SENS: The course itself is more than worthy of the event, and it’s hard to imagine that it wasn’t at least partly inspired by the PGA of America, especially when you consider the recent tension between Ted Bishop and Peter Dawson
6. The Players Championship, like the Masters, is presented with relatively few commercial interruptions. Does the lack of commercials noticeably improve the rhythm of the TV broadcast and/or your enjoyment of it?
SENS: Oh, not at all. I get unparalleled enjoyment from the sight of silver-haired couples clasping hands while gazing over flower fields from their reclined positions in adjacent bathtubs as a voiceover warns me to seek medical attention if my erection lasts for more than four hours. Who needs uninterrupted golf action when you’ve got that?
SHIPNUCK: This is a rhetorical question, right?

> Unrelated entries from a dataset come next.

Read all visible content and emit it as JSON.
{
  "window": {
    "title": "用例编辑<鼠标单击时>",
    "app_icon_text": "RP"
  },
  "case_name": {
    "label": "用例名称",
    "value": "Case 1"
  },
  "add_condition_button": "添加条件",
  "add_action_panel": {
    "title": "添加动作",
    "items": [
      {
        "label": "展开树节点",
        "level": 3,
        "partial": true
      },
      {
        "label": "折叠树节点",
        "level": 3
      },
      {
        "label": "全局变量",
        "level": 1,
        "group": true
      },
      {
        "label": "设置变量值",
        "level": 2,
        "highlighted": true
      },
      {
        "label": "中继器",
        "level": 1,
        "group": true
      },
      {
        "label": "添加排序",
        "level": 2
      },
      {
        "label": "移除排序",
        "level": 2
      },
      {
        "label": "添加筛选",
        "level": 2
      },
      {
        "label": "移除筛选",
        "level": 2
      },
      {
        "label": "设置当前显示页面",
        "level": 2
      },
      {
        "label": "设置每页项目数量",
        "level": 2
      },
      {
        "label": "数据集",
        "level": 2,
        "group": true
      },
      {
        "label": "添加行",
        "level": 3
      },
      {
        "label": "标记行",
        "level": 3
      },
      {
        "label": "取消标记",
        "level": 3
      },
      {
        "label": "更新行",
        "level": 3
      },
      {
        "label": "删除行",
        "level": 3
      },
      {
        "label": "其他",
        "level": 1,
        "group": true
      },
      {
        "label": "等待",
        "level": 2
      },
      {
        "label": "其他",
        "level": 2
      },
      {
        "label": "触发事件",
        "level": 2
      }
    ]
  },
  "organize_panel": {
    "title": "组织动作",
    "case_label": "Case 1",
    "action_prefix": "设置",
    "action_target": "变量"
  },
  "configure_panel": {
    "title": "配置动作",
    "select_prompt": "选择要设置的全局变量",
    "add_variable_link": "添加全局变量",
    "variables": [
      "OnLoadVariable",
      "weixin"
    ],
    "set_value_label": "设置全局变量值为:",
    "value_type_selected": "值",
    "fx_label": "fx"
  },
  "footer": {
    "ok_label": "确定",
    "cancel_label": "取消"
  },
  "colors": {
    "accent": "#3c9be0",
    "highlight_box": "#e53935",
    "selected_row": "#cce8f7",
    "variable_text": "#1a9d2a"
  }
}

PASSOV: Fewer commercial interruptions make things flow much better -- and make me feel like I'm watching a very significant event. Hey, I love each and every one of our advertisers, but score one for the Players by limiting the number.
RITTER: Kaymer's final holes were compelling, and staying with the leader between shots heightened the tension. I don't know anyone who's watched a live sporting event and said, "Man, I sure wish there were more commercials."
WALKER: The telecasts of Masters and the Players are so much more dramatic and I feel so much more connected to players’ rounds. I suspect the frequent commercial interruptions during normal broadcasts are a real turnoff for casual fans.
BAMBERGER: It depends. Some years, the spots are better than the golf. I like the kid in those e-trade ads.
VAN SICKLE: It makes scheduling bathroom breaks more difficult, but I guess that's what DVR's are for.
The Tour Confidential roundtable continues Monday on our new weekly show hosted by Jessica Marksbury. Tweet her your questions @Jess_Marksbury.